The novel, which is now available as a printed softcover book, opens with 12-year-old Haru-chan, fleeing her home in Amakusa, Kyüshü, for Hiroshima, where she becomes the picture bride of a Buddhist priest in Hawai‘i.

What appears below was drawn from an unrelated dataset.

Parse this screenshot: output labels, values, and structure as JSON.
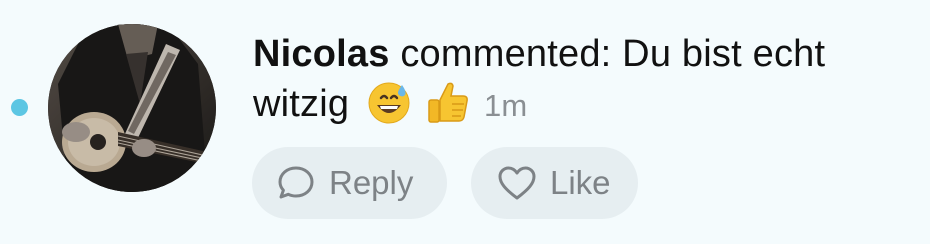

Author Michael Malaghan is a retired businessman who divides his time between Hawai‘i, Florida and Japan.